→ **Problem description**
The answer must consist of every line from the entries below that contains the word "Management".

Entries taken from a collection:
+++

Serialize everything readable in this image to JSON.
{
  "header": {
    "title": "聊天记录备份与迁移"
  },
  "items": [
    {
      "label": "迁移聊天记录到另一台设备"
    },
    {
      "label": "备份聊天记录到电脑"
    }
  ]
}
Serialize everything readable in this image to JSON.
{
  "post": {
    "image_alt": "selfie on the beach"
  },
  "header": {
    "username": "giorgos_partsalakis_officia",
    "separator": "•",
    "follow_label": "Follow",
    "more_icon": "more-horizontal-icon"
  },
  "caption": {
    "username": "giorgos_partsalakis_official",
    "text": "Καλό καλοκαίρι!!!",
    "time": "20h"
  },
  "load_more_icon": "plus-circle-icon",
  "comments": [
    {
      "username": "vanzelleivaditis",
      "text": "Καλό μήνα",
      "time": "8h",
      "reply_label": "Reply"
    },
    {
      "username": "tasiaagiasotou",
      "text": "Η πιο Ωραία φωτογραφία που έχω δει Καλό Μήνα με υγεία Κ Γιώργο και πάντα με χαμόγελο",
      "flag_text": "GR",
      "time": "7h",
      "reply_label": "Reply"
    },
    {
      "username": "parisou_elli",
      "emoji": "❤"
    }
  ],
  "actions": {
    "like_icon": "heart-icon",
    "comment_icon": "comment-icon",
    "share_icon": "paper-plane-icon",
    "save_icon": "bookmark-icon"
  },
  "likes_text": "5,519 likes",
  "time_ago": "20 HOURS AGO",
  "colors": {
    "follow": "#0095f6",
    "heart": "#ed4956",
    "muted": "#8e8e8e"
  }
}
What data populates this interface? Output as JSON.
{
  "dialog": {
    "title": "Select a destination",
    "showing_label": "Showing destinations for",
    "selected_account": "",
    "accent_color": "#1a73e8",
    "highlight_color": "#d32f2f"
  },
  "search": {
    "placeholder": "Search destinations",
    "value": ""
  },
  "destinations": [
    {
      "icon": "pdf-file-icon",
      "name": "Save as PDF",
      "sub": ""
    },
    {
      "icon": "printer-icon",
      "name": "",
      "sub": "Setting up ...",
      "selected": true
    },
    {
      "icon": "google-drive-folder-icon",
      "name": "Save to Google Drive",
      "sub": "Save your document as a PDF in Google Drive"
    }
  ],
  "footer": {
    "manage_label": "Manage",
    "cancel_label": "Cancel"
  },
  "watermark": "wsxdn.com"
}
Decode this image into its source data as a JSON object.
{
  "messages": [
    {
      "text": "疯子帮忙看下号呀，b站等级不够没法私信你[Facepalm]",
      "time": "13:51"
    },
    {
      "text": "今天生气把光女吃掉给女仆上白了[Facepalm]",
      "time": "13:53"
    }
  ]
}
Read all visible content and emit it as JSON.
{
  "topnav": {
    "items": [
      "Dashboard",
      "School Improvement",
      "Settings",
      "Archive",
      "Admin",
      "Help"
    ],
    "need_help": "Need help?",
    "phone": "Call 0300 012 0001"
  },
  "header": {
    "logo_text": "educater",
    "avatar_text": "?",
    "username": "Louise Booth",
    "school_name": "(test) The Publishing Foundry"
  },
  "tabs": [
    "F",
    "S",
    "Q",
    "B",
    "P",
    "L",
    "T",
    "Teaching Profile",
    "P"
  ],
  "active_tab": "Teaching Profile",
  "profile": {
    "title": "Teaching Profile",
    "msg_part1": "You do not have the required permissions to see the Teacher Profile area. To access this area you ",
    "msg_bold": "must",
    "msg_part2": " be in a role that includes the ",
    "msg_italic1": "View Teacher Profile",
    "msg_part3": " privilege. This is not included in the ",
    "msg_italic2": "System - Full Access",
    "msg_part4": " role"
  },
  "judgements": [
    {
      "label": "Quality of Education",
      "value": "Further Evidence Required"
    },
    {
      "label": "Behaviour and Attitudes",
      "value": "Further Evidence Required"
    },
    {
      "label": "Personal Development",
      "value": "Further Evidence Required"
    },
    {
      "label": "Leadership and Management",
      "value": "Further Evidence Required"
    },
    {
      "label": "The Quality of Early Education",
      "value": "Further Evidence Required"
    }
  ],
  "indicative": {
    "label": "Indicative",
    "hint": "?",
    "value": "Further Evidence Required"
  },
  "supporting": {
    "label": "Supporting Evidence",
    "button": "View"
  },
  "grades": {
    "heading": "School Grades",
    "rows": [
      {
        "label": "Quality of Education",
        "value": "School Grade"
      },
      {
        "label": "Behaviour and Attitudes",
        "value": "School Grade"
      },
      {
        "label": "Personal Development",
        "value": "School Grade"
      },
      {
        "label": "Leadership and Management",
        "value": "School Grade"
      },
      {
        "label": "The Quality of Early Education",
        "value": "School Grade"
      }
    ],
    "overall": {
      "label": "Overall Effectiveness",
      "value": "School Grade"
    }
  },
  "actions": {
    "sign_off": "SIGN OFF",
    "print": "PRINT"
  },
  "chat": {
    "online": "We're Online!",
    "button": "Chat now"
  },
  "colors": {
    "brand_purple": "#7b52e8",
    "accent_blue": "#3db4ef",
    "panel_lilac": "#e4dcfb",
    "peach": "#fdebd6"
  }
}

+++

→ **Answer section**
      "label": "Leadership and Management",
        "label": "Leadership and Management",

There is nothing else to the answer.